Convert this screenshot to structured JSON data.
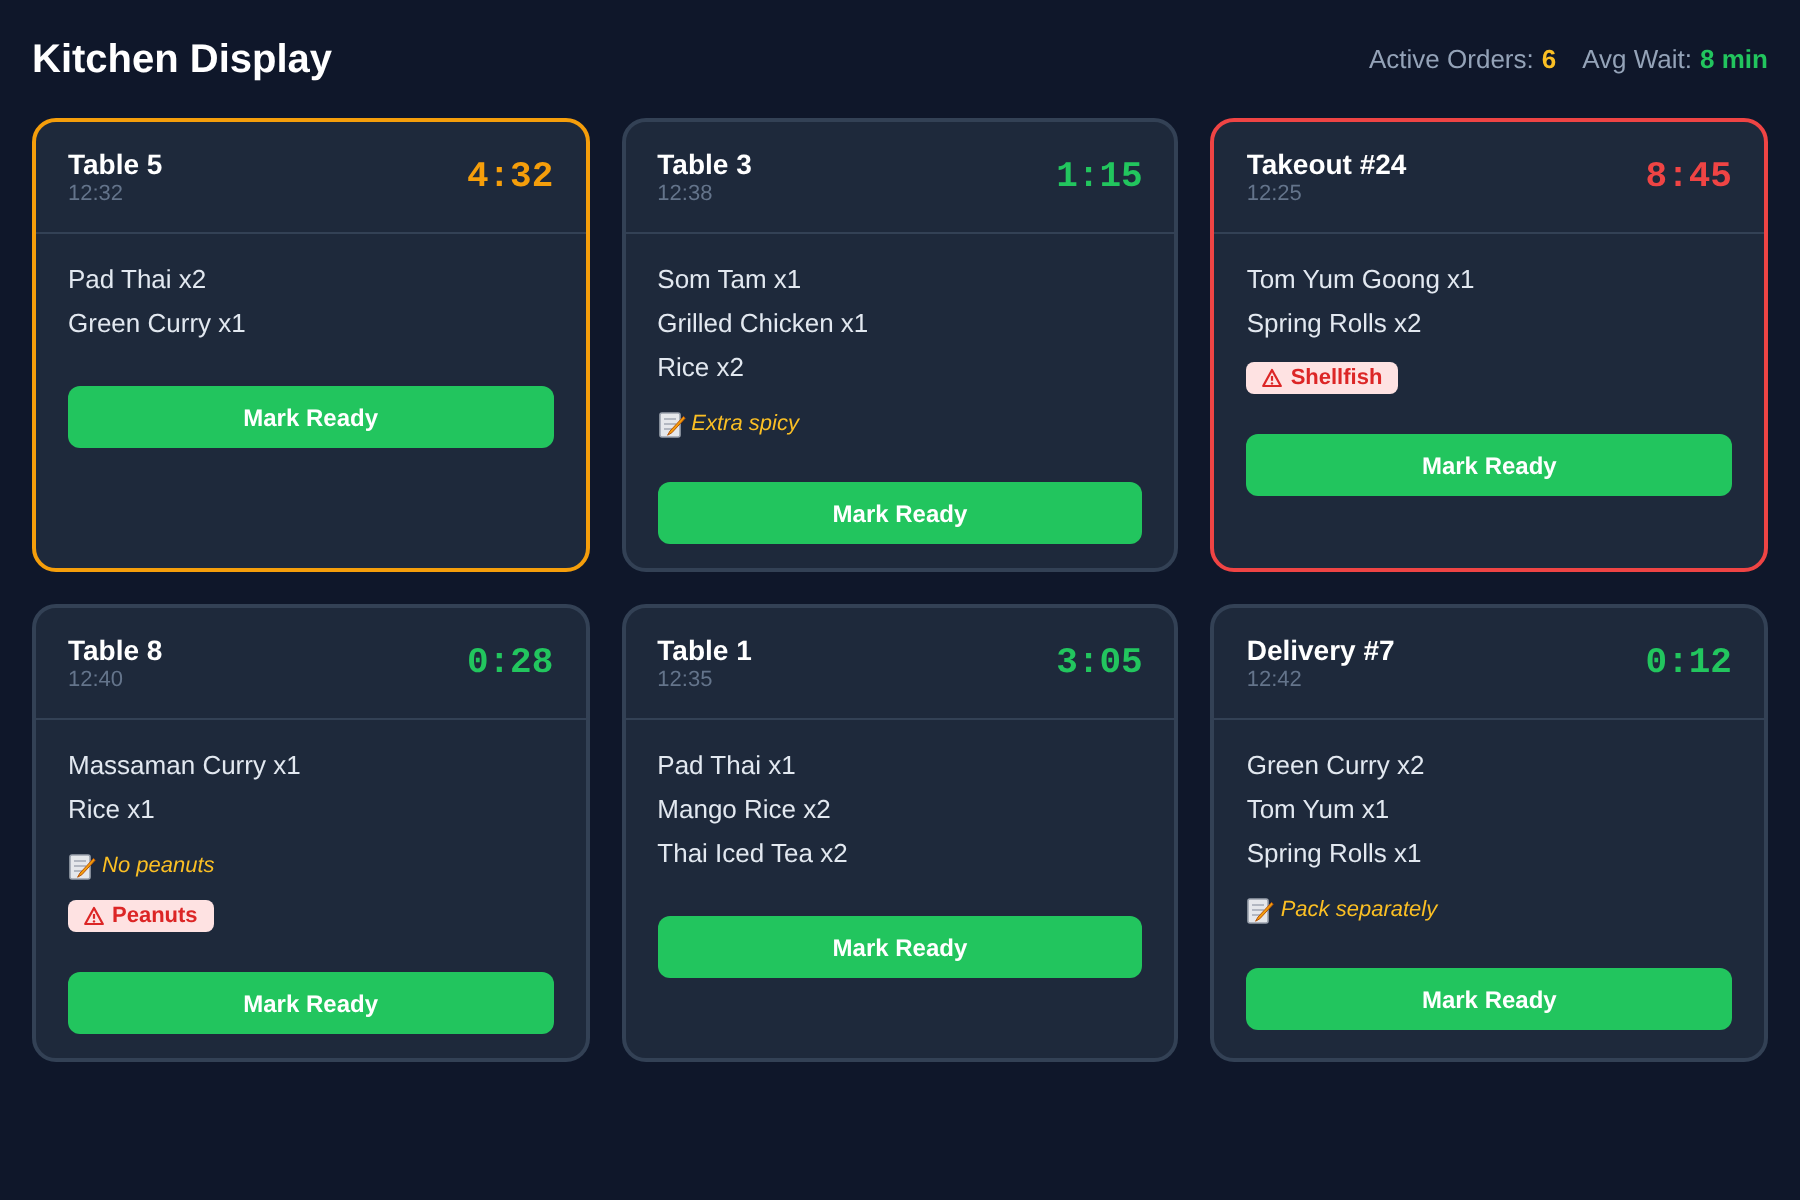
{
  "header": {
    "title": "Kitchen Display",
    "stats": [
      {
        "label": "Active Orders:",
        "value": "6",
        "color": "#fbbf24"
      },
      {
        "label": "Avg Wait:",
        "value": "8 min",
        "color": "#22c55e"
      }
    ]
  },
  "orders": [
    {
      "name": "Table 5",
      "time": "12:32",
      "timer": "4:32",
      "color": "#f59e0b",
      "highlighted": true,
      "items": [
        "Pad Thai x2",
        "Green Curry x1"
      ],
      "button": "Mark Ready"
    },
    {
      "name": "Table 3",
      "time": "12:38",
      "timer": "1:15",
      "color": "#22c55e",
      "highlighted": false,
      "items": [
        "Som Tam x1",
        "Grilled Chicken x1",
        "Rice x2"
      ],
      "note": "Extra spicy",
      "button": "Mark Ready"
    },
    {
      "name": "Takeout #24",
      "time": "12:25",
      "timer": "8:45",
      "color": "#ef4444",
      "highlighted": true,
      "items": [
        "Tom Yum Goong x1",
        "Spring Rolls x2"
      ],
      "allergens": [
        "Shellfish"
      ],
      "button": "Mark Ready"
    },
    {
      "name": "Table 8",
      "time": "12:40",
      "timer": "0:28",
      "color": "#22c55e",
      "highlighted": false,
      "items": [
        "Massaman Curry x1",
        "Rice x1"
      ],
      "note": "No peanuts",
      "allergens": [
        "Peanuts"
      ],
      "button": "Mark Ready"
    },
    {
      "name": "Table 1",
      "time": "12:35",
      "timer": "3:05",
      "color": "#22c55e",
      "highlighted": false,
      "items": [
        "Pad Thai x1",
        "Mango Rice x2",
        "Thai Iced Tea x2"
      ],
      "button": "Mark Ready"
    },
    {
      "name": "Delivery #7",
      "time": "12:42",
      "timer": "0:12",
      "color": "#22c55e",
      "highlighted": false,
      "items": [
        "Green Curry x2",
        "Tom Yum x1",
        "Spring Rolls x1"
      ],
      "note": "Pack separately",
      "button": "Mark Ready"
    }
  ]
}
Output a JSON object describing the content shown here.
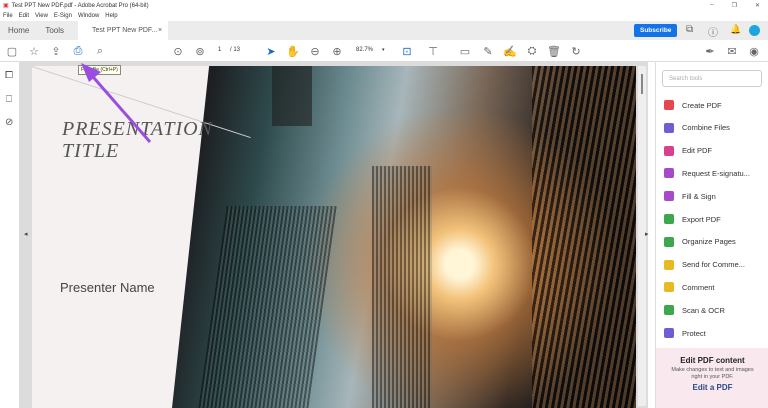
{
  "window": {
    "title": "Test PPT New PDF.pdf - Adobe Acrobat Pro (64-bit)",
    "controls": [
      "–",
      "❐",
      "✕"
    ]
  },
  "menu": [
    "File",
    "Edit",
    "View",
    "E-Sign",
    "Window",
    "Help"
  ],
  "tabs": {
    "home": "Home",
    "tools": "Tools",
    "document": "Test PPT New PDF...",
    "close": "×"
  },
  "header": {
    "subscribe": "Subscribe"
  },
  "toolbar": {
    "page_current": "1",
    "page_total": "/ 13",
    "zoom": "82.7%",
    "tooltip": "Print file (Ctrl+P)"
  },
  "document": {
    "title_line1": "PRESENTATION",
    "title_line2": "TITLE",
    "presenter": "Presenter Name"
  },
  "right_panel": {
    "search_placeholder": "Search tools",
    "tools": [
      {
        "label": "Create PDF",
        "color": "#e34850"
      },
      {
        "label": "Combine Files",
        "color": "#6d5fd3"
      },
      {
        "label": "Edit PDF",
        "color": "#d93f8f"
      },
      {
        "label": "Request E-signatu...",
        "color": "#a54bc9"
      },
      {
        "label": "Fill & Sign",
        "color": "#a54bc9"
      },
      {
        "label": "Export PDF",
        "color": "#3da74e"
      },
      {
        "label": "Organize Pages",
        "color": "#3da74e"
      },
      {
        "label": "Send for Comme...",
        "color": "#e8b923"
      },
      {
        "label": "Comment",
        "color": "#e8b923"
      },
      {
        "label": "Scan & OCR",
        "color": "#3da74e"
      },
      {
        "label": "Protect",
        "color": "#6d5fd3"
      }
    ],
    "promo": {
      "title": "Edit PDF content",
      "text": "Make changes to text and images right in your PDF.",
      "link": "Edit a PDF"
    }
  },
  "colors": {
    "accent": "#1473e6",
    "annotation_arrow": "#9b4de0"
  }
}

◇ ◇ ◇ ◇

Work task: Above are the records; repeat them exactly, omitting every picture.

Response area:
Convert this screenshot to structured JSON data.
{
  "header": {
    "title": "Kitchen Display",
    "stats": [
      {
        "label": "Active Orders:",
        "value": "6",
        "color": "#fbbf24"
      },
      {
        "label": "Avg Wait:",
        "value": "8 min",
        "color": "#22c55e"
      }
    ]
  },
  "orders": [
    {
      "name": "Table 5",
      "time": "12:32",
      "timer": "4:32",
      "color": "#f59e0b",
      "highlighted": true,
      "items": [
        "Pad Thai x2",
        "Green Curry x1"
      ],
      "button": "Mark Ready"
    },
    {
      "name": "Table 3",
      "time": "12:38",
      "timer": "1:15",
      "color": "#22c55e",
      "highlighted": false,
      "items": [
        "Som Tam x1",
        "Grilled Chicken x1",
        "Rice x2"
      ],
      "note": "Extra spicy",
      "button": "Mark Ready"
    },
    {
      "name": "Takeout #24",
      "time": "12:25",
      "timer": "8:45",
      "color": "#ef4444",
      "highlighted": true,
      "items": [
        "Tom Yum Goong x1",
        "Spring Rolls x2"
      ],
      "allergens": [
        "Shellfish"
      ],
      "button": "Mark Ready"
    },
    {
      "name": "Table 8",
      "time": "12:40",
      "timer": "0:28",
      "color": "#22c55e",
      "highlighted": false,
      "items": [
        "Massaman Curry x1",
        "Rice x1"
      ],
      "note": "No peanuts",
      "allergens": [
        "Peanuts"
      ],
      "button": "Mark Ready"
    },
    {
      "name": "Table 1",
      "time": "12:35",
      "timer": "3:05",
      "color": "#22c55e",
      "highlighted": false,
      "items": [
        "Pad Thai x1",
        "Mango Rice x2",
        "Thai Iced Tea x2"
      ],
      "button": "Mark Ready"
    },
    {
      "name": "Delivery #7",
      "time": "12:42",
      "timer": "0:12",
      "color": "#22c55e",
      "highlighted": false,
      "items": [
        "Green Curry x2",
        "Tom Yum x1",
        "Spring Rolls x1"
      ],
      "note": "Pack separately",
      "button": "Mark Ready"
    }
  ]
}
Output a JSON object describing the content shown here.
{
  "window": {
    "title": "Test PPT New PDF.pdf - Adobe Acrobat Pro (64-bit)",
    "controls": [
      "–",
      "❐",
      "✕"
    ]
  },
  "menu": [
    "File",
    "Edit",
    "View",
    "E-Sign",
    "Window",
    "Help"
  ],
  "tabs": {
    "home": "Home",
    "tools": "Tools",
    "document": "Test PPT New PDF...",
    "close": "×"
  },
  "header": {
    "subscribe": "Subscribe"
  },
  "toolbar": {
    "page_current": "1",
    "page_total": "/ 13",
    "zoom": "82.7%",
    "tooltip": "Print file (Ctrl+P)"
  },
  "document": {
    "title_line1": "PRESENTATION",
    "title_line2": "TITLE",
    "presenter": "Presenter Name"
  },
  "right_panel": {
    "search_placeholder": "Search tools",
    "tools": [
      {
        "label": "Create PDF",
        "color": "#e34850"
      },
      {
        "label": "Combine Files",
        "color": "#6d5fd3"
      },
      {
        "label": "Edit PDF",
        "color": "#d93f8f"
      },
      {
        "label": "Request E-signatu...",
        "color": "#a54bc9"
      },
      {
        "label": "Fill & Sign",
        "color": "#a54bc9"
      },
      {
        "label": "Export PDF",
        "color": "#3da74e"
      },
      {
        "label": "Organize Pages",
        "color": "#3da74e"
      },
      {
        "label": "Send for Comme...",
        "color": "#e8b923"
      },
      {
        "label": "Comment",
        "color": "#e8b923"
      },
      {
        "label": "Scan & OCR",
        "color": "#3da74e"
      },
      {
        "label": "Protect",
        "color": "#6d5fd3"
      }
    ],
    "promo": {
      "title": "Edit PDF content",
      "text": "Make changes to text and images right in your PDF.",
      "link": "Edit a PDF"
    }
  },
  "colors": {
    "accent": "#1473e6",
    "annotation_arrow": "#9b4de0"
  }
}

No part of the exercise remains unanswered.